__WHAT IS NEEDED__. Nothing in the records should change; write them all out exactly.

__EXCERPTED RECORDS__.
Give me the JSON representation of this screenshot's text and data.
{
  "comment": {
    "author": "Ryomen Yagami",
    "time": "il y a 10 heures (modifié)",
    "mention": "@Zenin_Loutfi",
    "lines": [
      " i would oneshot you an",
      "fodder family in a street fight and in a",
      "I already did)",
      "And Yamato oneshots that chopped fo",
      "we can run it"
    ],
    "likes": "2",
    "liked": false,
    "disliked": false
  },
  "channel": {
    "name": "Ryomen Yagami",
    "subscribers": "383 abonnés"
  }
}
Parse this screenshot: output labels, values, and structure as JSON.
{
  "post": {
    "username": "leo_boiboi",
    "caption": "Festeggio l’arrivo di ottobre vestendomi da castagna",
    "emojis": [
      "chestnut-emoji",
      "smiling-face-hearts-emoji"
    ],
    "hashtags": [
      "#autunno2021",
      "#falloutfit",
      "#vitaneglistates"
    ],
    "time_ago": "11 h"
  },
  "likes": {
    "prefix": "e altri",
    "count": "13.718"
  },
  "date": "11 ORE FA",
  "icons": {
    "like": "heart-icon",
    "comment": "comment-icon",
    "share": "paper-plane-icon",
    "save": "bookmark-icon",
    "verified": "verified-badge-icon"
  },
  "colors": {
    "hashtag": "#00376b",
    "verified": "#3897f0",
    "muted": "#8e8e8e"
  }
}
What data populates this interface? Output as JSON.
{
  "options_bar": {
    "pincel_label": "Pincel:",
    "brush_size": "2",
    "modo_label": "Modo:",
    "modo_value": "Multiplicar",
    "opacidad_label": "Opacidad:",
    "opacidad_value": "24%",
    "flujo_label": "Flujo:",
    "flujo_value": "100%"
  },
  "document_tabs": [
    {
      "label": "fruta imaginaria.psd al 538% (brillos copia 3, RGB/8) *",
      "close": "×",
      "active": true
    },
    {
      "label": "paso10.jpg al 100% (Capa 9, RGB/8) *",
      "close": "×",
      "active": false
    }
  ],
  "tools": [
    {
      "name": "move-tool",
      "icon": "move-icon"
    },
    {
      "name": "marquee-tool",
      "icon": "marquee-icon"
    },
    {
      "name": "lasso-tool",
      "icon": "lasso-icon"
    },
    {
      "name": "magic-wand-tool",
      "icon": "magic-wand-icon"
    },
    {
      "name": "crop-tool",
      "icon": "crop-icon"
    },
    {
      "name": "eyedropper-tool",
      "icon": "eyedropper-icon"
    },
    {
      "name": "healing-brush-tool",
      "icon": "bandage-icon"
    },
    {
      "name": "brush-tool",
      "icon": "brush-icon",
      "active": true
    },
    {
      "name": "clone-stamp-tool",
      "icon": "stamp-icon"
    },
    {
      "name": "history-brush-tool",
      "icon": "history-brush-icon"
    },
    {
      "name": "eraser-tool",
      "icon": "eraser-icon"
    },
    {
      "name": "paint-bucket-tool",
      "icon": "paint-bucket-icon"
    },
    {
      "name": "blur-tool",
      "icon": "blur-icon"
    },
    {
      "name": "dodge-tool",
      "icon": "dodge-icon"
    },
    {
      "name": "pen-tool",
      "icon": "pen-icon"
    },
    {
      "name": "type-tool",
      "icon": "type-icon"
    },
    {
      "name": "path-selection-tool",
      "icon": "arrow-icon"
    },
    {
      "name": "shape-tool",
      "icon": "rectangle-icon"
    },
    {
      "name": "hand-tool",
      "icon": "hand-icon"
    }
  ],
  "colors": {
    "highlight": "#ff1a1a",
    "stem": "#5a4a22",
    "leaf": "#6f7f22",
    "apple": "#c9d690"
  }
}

__OUTPUT FOR THIS EXERCISE__.
Give me the JSON representation of this screenshot's text and data.
{
  "comment": {
    "author": "Ryomen Yagami",
    "time": "il y a 10 heures (modifié)",
    "mention": "@Zenin_Loutfi",
    "lines": [
      " i would oneshot you an",
      "fodder family in a street fight and in a",
      "I already did)",
      "And Yamato oneshots that chopped fo",
      "we can run it"
    ],
    "likes": "2",
    "liked": false,
    "disliked": false
  },
  "channel": {
    "name": "Ryomen Yagami",
    "subscribers": "383 abonnés"
  }
}
Parse this screenshot: output labels, values, and structure as JSON.
{
  "post": {
    "username": "leo_boiboi",
    "caption": "Festeggio l’arrivo di ottobre vestendomi da castagna",
    "emojis": [
      "chestnut-emoji",
      "smiling-face-hearts-emoji"
    ],
    "hashtags": [
      "#autunno2021",
      "#falloutfit",
      "#vitaneglistates"
    ],
    "time_ago": "11 h"
  },
  "likes": {
    "prefix": "e altri",
    "count": "13.718"
  },
  "date": "11 ORE FA",
  "icons": {
    "like": "heart-icon",
    "comment": "comment-icon",
    "share": "paper-plane-icon",
    "save": "bookmark-icon",
    "verified": "verified-badge-icon"
  },
  "colors": {
    "hashtag": "#00376b",
    "verified": "#3897f0",
    "muted": "#8e8e8e"
  }
}
What data populates this interface? Output as JSON.
{
  "options_bar": {
    "pincel_label": "Pincel:",
    "brush_size": "2",
    "modo_label": "Modo:",
    "modo_value": "Multiplicar",
    "opacidad_label": "Opacidad:",
    "opacidad_value": "24%",
    "flujo_label": "Flujo:",
    "flujo_value": "100%"
  },
  "document_tabs": [
    {
      "label": "fruta imaginaria.psd al 538% (brillos copia 3, RGB/8) *",
      "close": "×",
      "active": true
    },
    {
      "label": "paso10.jpg al 100% (Capa 9, RGB/8) *",
      "close": "×",
      "active": false
    }
  ],
  "tools": [
    {
      "name": "move-tool",
      "icon": "move-icon"
    },
    {
      "name": "marquee-tool",
      "icon": "marquee-icon"
    },
    {
      "name": "lasso-tool",
      "icon": "lasso-icon"
    },
    {
      "name": "magic-wand-tool",
      "icon": "magic-wand-icon"
    },
    {
      "name": "crop-tool",
      "icon": "crop-icon"
    },
    {
      "name": "eyedropper-tool",
      "icon": "eyedropper-icon"
    },
    {
      "name": "healing-brush-tool",
      "icon": "bandage-icon"
    },
    {
      "name": "brush-tool",
      "icon": "brush-icon",
      "active": true
    },
    {
      "name": "clone-stamp-tool",
      "icon": "stamp-icon"
    },
    {
      "name": "history-brush-tool",
      "icon": "history-brush-icon"
    },
    {
      "name": "eraser-tool",
      "icon": "eraser-icon"
    },
    {
      "name": "paint-bucket-tool",
      "icon": "paint-bucket-icon"
    },
    {
      "name": "blur-tool",
      "icon": "blur-icon"
    },
    {
      "name": "dodge-tool",
      "icon": "dodge-icon"
    },
    {
      "name": "pen-tool",
      "icon": "pen-icon"
    },
    {
      "name": "type-tool",
      "icon": "type-icon"
    },
    {
      "name": "path-selection-tool",
      "icon": "arrow-icon"
    },
    {
      "name": "shape-tool",
      "icon": "rectangle-icon"
    },
    {
      "name": "hand-tool",
      "icon": "hand-icon"
    }
  ],
  "colors": {
    "highlight": "#ff1a1a",
    "stem": "#5a4a22",
    "leaf": "#6f7f22",
    "apple": "#c9d690"
  }
}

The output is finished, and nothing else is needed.